Twenty-first-century vinyl is a longer-lasting product than what scientists came up with in the 50s. It maintains its color and shape longer than the vinyl of the past and is just as durable if not more.
Vinyl requires less maintenance than wood or aluminum windows. With their minimal peeling, cracking, warping, and fading, they do not require painting or staining.
Vinyl also cleans up well with a simple soap and water solution (and sometimes some elbow grease).
Additionally, vinyl is as tough as leather.
Picture golf-ball size hail falling from the sky.
Paint chips off the wood. Wood splinters. Aluminum dents. Vinyl just sits there.
Where the first-generation vinyl-window owners had the basic white for their only choice, homeowners today have countless color options to choose from—colors that do not fade like the vinyl windows in the Cold War. Windows of the past came in just the basic white, and they all pretty much looked the same.
Thankfully, science has an amicable relationship with design today, resulting in beautiful vinyl windows of all shapes and sizes. Not only are they practical, but they are popular for any use.

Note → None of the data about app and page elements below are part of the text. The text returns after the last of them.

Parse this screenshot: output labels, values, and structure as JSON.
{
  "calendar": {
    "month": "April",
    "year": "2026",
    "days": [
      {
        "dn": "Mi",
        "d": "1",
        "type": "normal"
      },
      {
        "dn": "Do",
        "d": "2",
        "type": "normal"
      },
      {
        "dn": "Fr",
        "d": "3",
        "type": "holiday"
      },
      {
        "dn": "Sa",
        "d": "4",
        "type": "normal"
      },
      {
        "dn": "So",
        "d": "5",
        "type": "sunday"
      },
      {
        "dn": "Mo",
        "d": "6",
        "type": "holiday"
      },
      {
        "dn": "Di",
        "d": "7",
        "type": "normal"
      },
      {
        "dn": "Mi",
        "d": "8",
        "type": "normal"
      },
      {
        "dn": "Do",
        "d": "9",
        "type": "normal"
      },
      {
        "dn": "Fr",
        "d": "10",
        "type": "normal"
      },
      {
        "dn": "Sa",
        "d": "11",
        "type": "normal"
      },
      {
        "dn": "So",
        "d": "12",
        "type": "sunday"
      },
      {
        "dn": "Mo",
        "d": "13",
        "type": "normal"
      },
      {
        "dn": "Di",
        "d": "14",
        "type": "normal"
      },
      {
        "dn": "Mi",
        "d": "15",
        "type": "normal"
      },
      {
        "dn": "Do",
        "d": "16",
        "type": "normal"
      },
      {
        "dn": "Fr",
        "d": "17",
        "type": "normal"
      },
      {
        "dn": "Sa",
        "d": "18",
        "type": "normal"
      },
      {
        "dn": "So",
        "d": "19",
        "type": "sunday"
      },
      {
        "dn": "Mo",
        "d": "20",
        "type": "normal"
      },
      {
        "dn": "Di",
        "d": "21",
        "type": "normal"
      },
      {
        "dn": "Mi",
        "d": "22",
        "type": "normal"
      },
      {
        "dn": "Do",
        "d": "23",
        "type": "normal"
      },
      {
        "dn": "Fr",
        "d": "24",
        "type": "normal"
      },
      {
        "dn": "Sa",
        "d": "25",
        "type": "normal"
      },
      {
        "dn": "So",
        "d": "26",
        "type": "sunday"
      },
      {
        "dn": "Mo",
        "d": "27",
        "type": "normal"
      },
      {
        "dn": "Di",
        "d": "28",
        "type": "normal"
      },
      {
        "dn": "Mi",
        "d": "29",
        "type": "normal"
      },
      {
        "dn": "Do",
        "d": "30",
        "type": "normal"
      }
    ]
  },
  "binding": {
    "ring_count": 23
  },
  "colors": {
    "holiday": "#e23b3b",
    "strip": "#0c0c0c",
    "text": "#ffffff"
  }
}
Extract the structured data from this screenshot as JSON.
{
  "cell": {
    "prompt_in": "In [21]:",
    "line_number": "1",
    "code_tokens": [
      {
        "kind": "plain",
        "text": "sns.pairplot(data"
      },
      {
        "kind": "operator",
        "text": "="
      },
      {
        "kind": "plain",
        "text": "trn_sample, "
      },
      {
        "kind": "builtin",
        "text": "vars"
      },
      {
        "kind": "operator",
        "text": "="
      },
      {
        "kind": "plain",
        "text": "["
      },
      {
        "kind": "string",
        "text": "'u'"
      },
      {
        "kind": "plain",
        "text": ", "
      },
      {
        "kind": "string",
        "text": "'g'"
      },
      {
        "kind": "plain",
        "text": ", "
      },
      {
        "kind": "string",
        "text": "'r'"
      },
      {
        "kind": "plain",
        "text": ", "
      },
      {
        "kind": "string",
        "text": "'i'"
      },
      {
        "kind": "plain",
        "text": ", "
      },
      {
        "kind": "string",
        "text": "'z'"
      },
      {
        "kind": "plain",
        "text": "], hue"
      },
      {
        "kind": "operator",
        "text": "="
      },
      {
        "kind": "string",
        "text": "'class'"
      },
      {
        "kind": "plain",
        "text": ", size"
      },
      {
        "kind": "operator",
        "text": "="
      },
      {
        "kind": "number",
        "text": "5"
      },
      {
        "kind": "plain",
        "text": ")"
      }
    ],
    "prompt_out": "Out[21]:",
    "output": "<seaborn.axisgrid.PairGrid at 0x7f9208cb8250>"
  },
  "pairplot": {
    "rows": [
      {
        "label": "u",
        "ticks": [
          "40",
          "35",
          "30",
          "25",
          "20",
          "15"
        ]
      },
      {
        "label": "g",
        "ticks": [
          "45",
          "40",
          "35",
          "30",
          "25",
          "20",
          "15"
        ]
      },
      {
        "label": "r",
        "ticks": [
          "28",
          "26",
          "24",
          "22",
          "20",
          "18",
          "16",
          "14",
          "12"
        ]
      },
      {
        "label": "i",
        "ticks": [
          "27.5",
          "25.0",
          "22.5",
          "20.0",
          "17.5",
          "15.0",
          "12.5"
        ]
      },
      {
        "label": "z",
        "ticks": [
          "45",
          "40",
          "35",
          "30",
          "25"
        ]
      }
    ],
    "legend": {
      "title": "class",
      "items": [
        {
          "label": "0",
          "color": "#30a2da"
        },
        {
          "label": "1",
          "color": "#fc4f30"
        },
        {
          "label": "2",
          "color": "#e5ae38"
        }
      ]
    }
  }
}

Vinyl windows cost less than the typical aluminum or wooden window. They’re among the most affordable types of replacements on the market depending on the design.
Additionally, if you do have deeper pockets, designer vinyl allows for a more elegant look and the opportunity to have a unique look to your home overall.
Vinyl window sales make up more than half of the market share of residential window sales. People use them.
In fact, in the 90s alone from 1992 to 1998 the sale of vinyl windows in residential new construction and remodeling grew by almost 125 percent.
The quality of vinyl windows continues to improve, and the average homeowner can see a good deal when he’s looking through it.
You care about the environment. And vinyl IS plastic. So does that mean it’s harming the environment?
Because of its man-made nature, vinyl is recyclable. You can feel good about what happens to your windows when you DO finally replace them. They do not have to end up in a landfill next to a pile of diapers.
When you recycle your window, the vinyl is melted and remolded into new products—sometimes new window frames and sometimes other usable products..
Why Vinyl is a Good Choice in St. Louis
With our variance in temperature and constant humidity, vinyl windows are a premium choice for St. Louis homeowners.
If you’re looking to replace old windows, update your home’s windows, or just replace a single, broken window, we’re here for you.